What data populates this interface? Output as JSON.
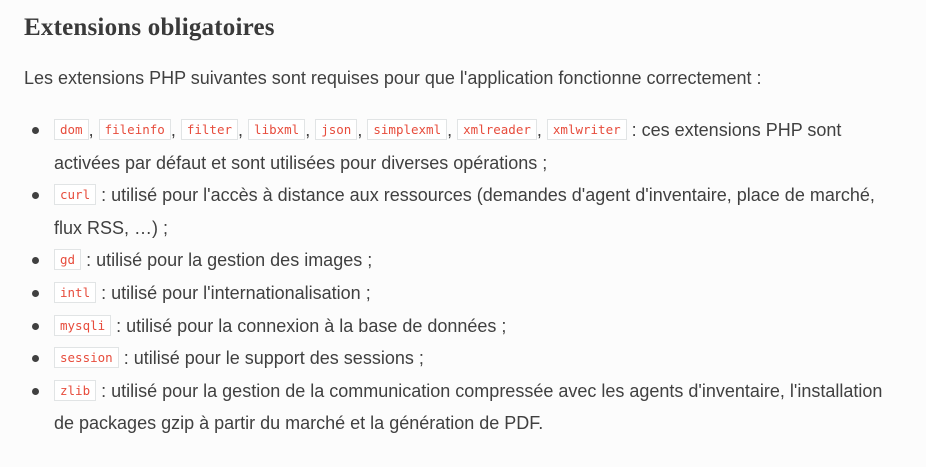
{
  "heading": "Extensions obligatoires",
  "intro": "Les extensions PHP suivantes sont requises pour que l'application fonctionne correctement :",
  "list": {
    "items": [
      {
        "codes": [
          "dom",
          "fileinfo",
          "filter",
          "libxml",
          "json",
          "simplexml",
          "xmlreader",
          "xmlwriter"
        ],
        "separator": ",",
        "text": " : ces extensions PHP sont activées par défaut et sont utilisées pour diverses opérations ;"
      },
      {
        "codes": [
          "curl"
        ],
        "text": " : utilisé pour l'accès à distance aux ressources (demandes d'agent d'inventaire, place de marché, flux RSS, …) ;"
      },
      {
        "codes": [
          "gd"
        ],
        "text": " : utilisé pour la gestion des images ;"
      },
      {
        "codes": [
          "intl"
        ],
        "text": " : utilisé pour l'internationalisation ;"
      },
      {
        "codes": [
          "mysqli"
        ],
        "text": " : utilisé pour la connexion à la base de données ;"
      },
      {
        "codes": [
          "session"
        ],
        "text": " : utilisé pour le support des sessions ;"
      },
      {
        "codes": [
          "zlib"
        ],
        "text": " : utilisé pour la gestion de la communication compressée avec les agents d'inventaire, l'installation de packages gzip à partir du marché et la génération de PDF."
      }
    ]
  },
  "colors": {
    "text": "#404040",
    "code_text": "#e74c3c",
    "code_border": "#e1e4e5",
    "background": "#fcfcfc"
  }
}
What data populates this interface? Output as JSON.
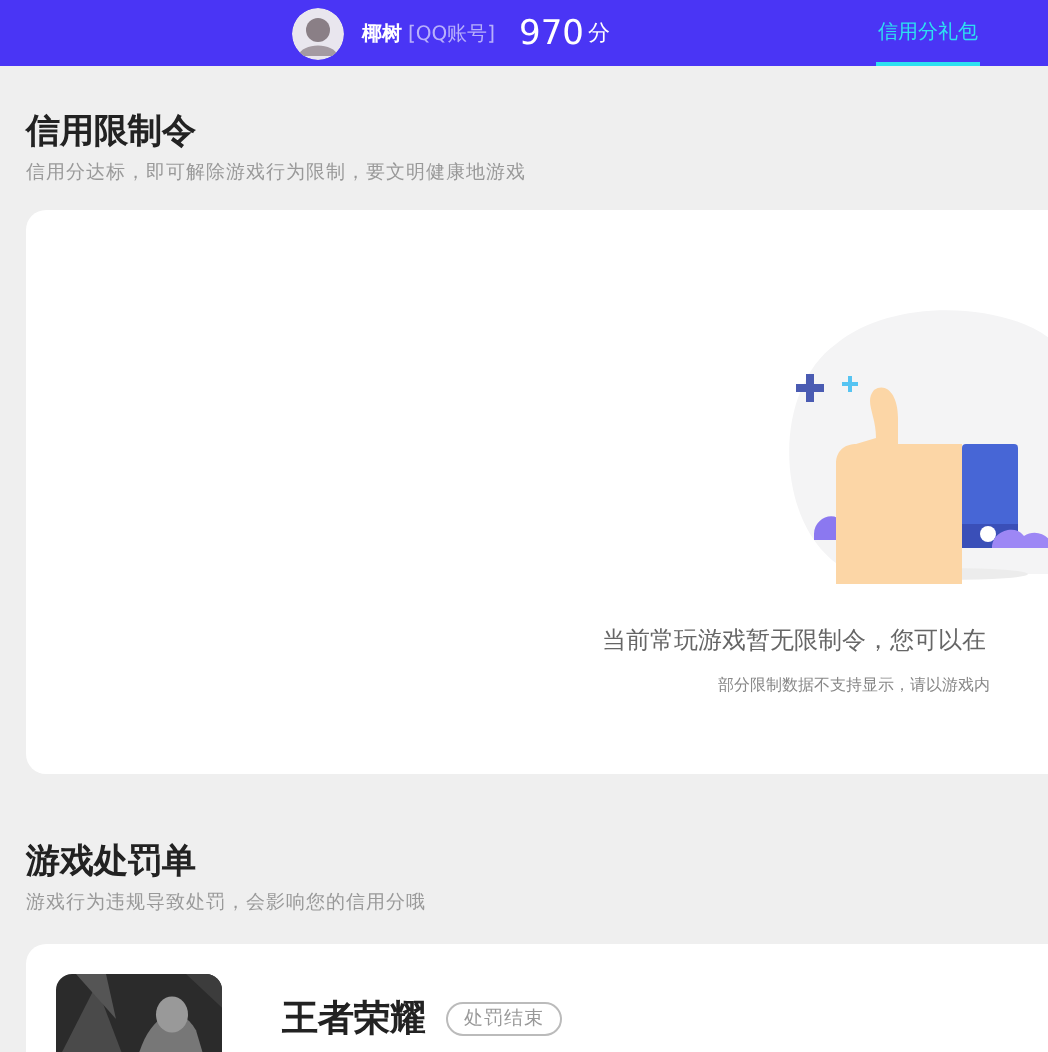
{
  "header": {
    "nickname": "椰树",
    "account_type": "[QQ账号]",
    "score": "970",
    "score_unit": "分",
    "tabs": [
      {
        "label": "信用分礼包",
        "selected": true
      }
    ]
  },
  "restriction": {
    "title": "信用限制令",
    "subtitle": "信用分达标，即可解除游戏行为限制，要文明健康地游戏",
    "empty_message": "当前常玩游戏暂无限制令，您可以在",
    "note": "部分限制数据不支持显示，请以游戏内"
  },
  "penalties": {
    "title": "游戏处罚单",
    "subtitle": "游戏行为违规导致处罚，会影响您的信用分哦",
    "items": [
      {
        "game": "王者荣耀",
        "status": "处罚结束"
      }
    ]
  }
}
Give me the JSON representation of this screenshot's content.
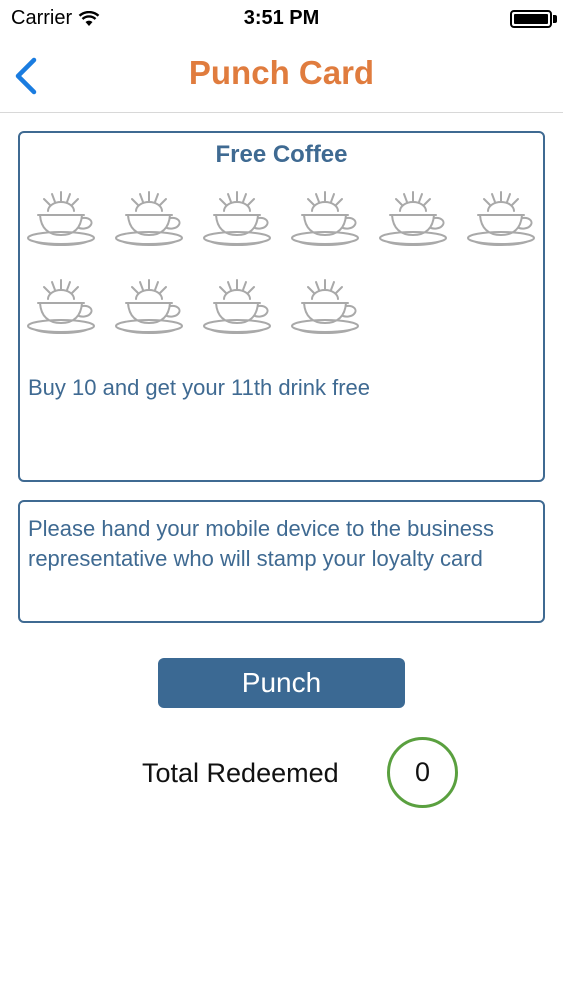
{
  "status_bar": {
    "carrier": "Carrier",
    "time": "3:51 PM"
  },
  "nav": {
    "title": "Punch Card"
  },
  "card": {
    "title": "Free Coffee",
    "description": "Buy 10 and get your 11th drink free",
    "stamps_total": 10,
    "stamps_punched": 0
  },
  "instructions": {
    "text": "Please hand your mobile device to the business representative who will stamp your loyalty card"
  },
  "actions": {
    "punch_label": "Punch"
  },
  "redeemed": {
    "label": "Total Redeemed",
    "count": "0"
  },
  "colors": {
    "accent_orange": "#e07c3e",
    "primary_blue": "#3f6a92",
    "ring_green": "#5aa03f",
    "back_blue": "#1a7ce0"
  }
}
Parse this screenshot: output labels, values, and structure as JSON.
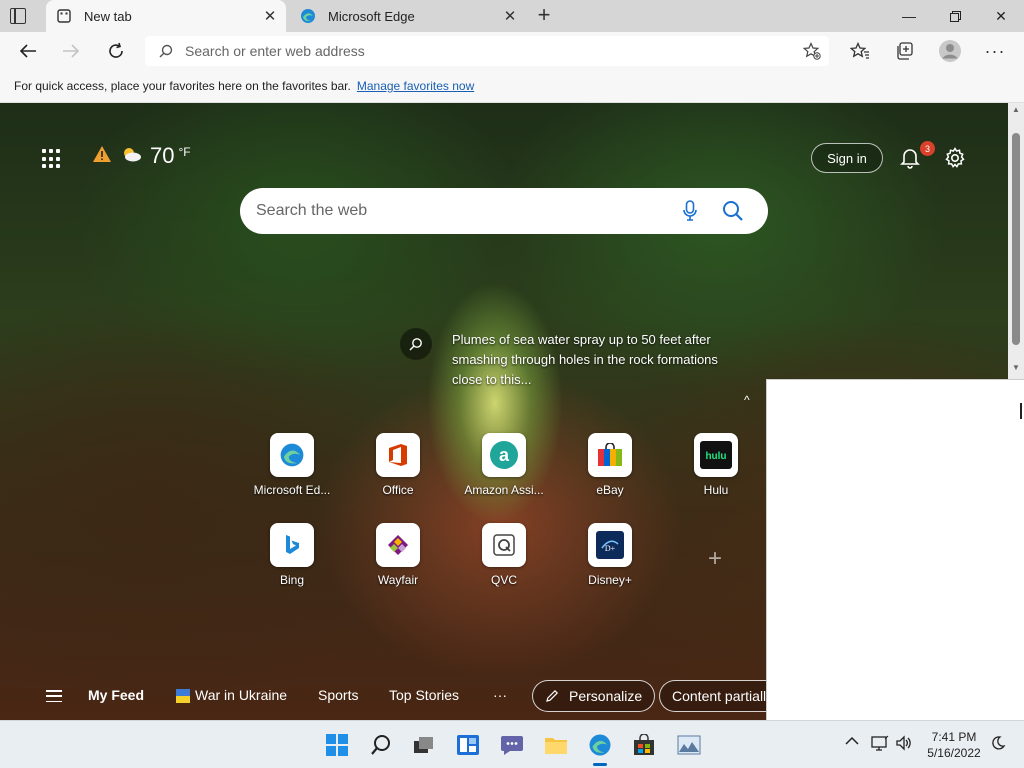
{
  "browser": {
    "tabs": [
      {
        "label": "New tab",
        "active": true
      },
      {
        "label": "Microsoft Edge",
        "active": false
      }
    ],
    "address_placeholder": "Search or enter web address",
    "favorites_message": "For quick access, place your favorites here on the favorites bar.",
    "favorites_link": "Manage favorites now"
  },
  "newtab": {
    "weather": {
      "temp": "70",
      "unit": "°F"
    },
    "signin_label": "Sign in",
    "notification_count": "3",
    "search_placeholder": "Search the web",
    "image_caption": "Plumes of sea water spray up to 50 feet after smashing through holes in the rock formations close to this...",
    "quick_links": [
      {
        "label": "Microsoft Ed..."
      },
      {
        "label": "Office"
      },
      {
        "label": "Amazon Assi..."
      },
      {
        "label": "eBay"
      },
      {
        "label": "Hulu"
      },
      {
        "label": "Bing"
      },
      {
        "label": "Wayfair"
      },
      {
        "label": "QVC"
      },
      {
        "label": "Disney+"
      }
    ],
    "feed": {
      "my_feed": "My Feed",
      "war_in_ukraine": "War in Ukraine",
      "sports": "Sports",
      "top_stories": "Top Stories",
      "more": "···",
      "personalize": "Personalize",
      "content_partial": "Content partiall"
    }
  },
  "taskbar": {
    "time": "7:41 PM",
    "date": "5/16/2022"
  },
  "colors": {
    "accent": "#0067c0",
    "link": "#1a5fb4",
    "badge": "#d9412b"
  }
}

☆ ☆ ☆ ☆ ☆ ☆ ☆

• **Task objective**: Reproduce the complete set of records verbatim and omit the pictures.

• **Answer for the task**:
What data populates this interface? Output as JSON.
{
  "heading": "Extensions obligatoires",
  "intro": "Les extensions PHP suivantes sont requises pour que l'application fonctionne correctement :",
  "list": {
    "items": [
      {
        "codes": [
          "dom",
          "fileinfo",
          "filter",
          "libxml",
          "json",
          "simplexml",
          "xmlreader",
          "xmlwriter"
        ],
        "separator": ",",
        "text": " : ces extensions PHP sont activées par défaut et sont utilisées pour diverses opérations ;"
      },
      {
        "codes": [
          "curl"
        ],
        "text": " : utilisé pour l'accès à distance aux ressources (demandes d'agent d'inventaire, place de marché, flux RSS, …) ;"
      },
      {
        "codes": [
          "gd"
        ],
        "text": " : utilisé pour la gestion des images ;"
      },
      {
        "codes": [
          "intl"
        ],
        "text": " : utilisé pour l'internationalisation ;"
      },
      {
        "codes": [
          "mysqli"
        ],
        "text": " : utilisé pour la connexion à la base de données ;"
      },
      {
        "codes": [
          "session"
        ],
        "text": " : utilisé pour le support des sessions ;"
      },
      {
        "codes": [
          "zlib"
        ],
        "text": " : utilisé pour la gestion de la communication compressée avec les agents d'inventaire, l'installation de packages gzip à partir du marché et la génération de PDF."
      }
    ]
  },
  "colors": {
    "text": "#404040",
    "code_text": "#e74c3c",
    "code_border": "#e1e4e5",
    "background": "#fcfcfc"
  }
}
What data populates this interface? Output as JSON.
{
  "header": {
    "nickname": "椰树",
    "account_type": "[QQ账号]",
    "score": "970",
    "score_unit": "分",
    "tabs": [
      {
        "label": "信用分礼包",
        "selected": true
      }
    ]
  },
  "restriction": {
    "title": "信用限制令",
    "subtitle": "信用分达标，即可解除游戏行为限制，要文明健康地游戏",
    "empty_message": "当前常玩游戏暂无限制令，您可以在",
    "note": "部分限制数据不支持显示，请以游戏内"
  },
  "penalties": {
    "title": "游戏处罚单",
    "subtitle": "游戏行为违规导致处罚，会影响您的信用分哦",
    "items": [
      {
        "game": "王者荣耀",
        "status": "处罚结束"
      }
    ]
  }
}
Give me the JSON representation of this screenshot's content.
{
  "status_bar": {
    "carrier": "Carrier",
    "time": "3:51 PM"
  },
  "nav": {
    "title": "Punch Card"
  },
  "card": {
    "title": "Free Coffee",
    "description": "Buy 10 and get your 11th drink free",
    "stamps_total": 10,
    "stamps_punched": 0
  },
  "instructions": {
    "text": "Please hand your mobile device to the business representative who will stamp your loyalty card"
  },
  "actions": {
    "punch_label": "Punch"
  },
  "redeemed": {
    "label": "Total Redeemed",
    "count": "0"
  },
  "colors": {
    "accent_orange": "#e07c3e",
    "primary_blue": "#3f6a92",
    "ring_green": "#5aa03f",
    "back_blue": "#1a7ce0"
  }
}
Parse this screenshot: output labels, values, and structure as JSON.
{
  "browser": {
    "tabs": [
      {
        "label": "New tab",
        "active": true
      },
      {
        "label": "Microsoft Edge",
        "active": false
      }
    ],
    "address_placeholder": "Search or enter web address",
    "favorites_message": "For quick access, place your favorites here on the favorites bar.",
    "favorites_link": "Manage favorites now"
  },
  "newtab": {
    "weather": {
      "temp": "70",
      "unit": "°F"
    },
    "signin_label": "Sign in",
    "notification_count": "3",
    "search_placeholder": "Search the web",
    "image_caption": "Plumes of sea water spray up to 50 feet after smashing through holes in the rock formations close to this...",
    "quick_links": [
      {
        "label": "Microsoft Ed..."
      },
      {
        "label": "Office"
      },
      {
        "label": "Amazon Assi..."
      },
      {
        "label": "eBay"
      },
      {
        "label": "Hulu"
      },
      {
        "label": "Bing"
      },
      {
        "label": "Wayfair"
      },
      {
        "label": "QVC"
      },
      {
        "label": "Disney+"
      }
    ],
    "feed": {
      "my_feed": "My Feed",
      "war_in_ukraine": "War in Ukraine",
      "sports": "Sports",
      "top_stories": "Top Stories",
      "more": "···",
      "personalize": "Personalize",
      "content_partial": "Content partiall"
    }
  },
  "taskbar": {
    "time": "7:41 PM",
    "date": "5/16/2022"
  },
  "colors": {
    "accent": "#0067c0",
    "link": "#1a5fb4",
    "badge": "#d9412b"
  }
}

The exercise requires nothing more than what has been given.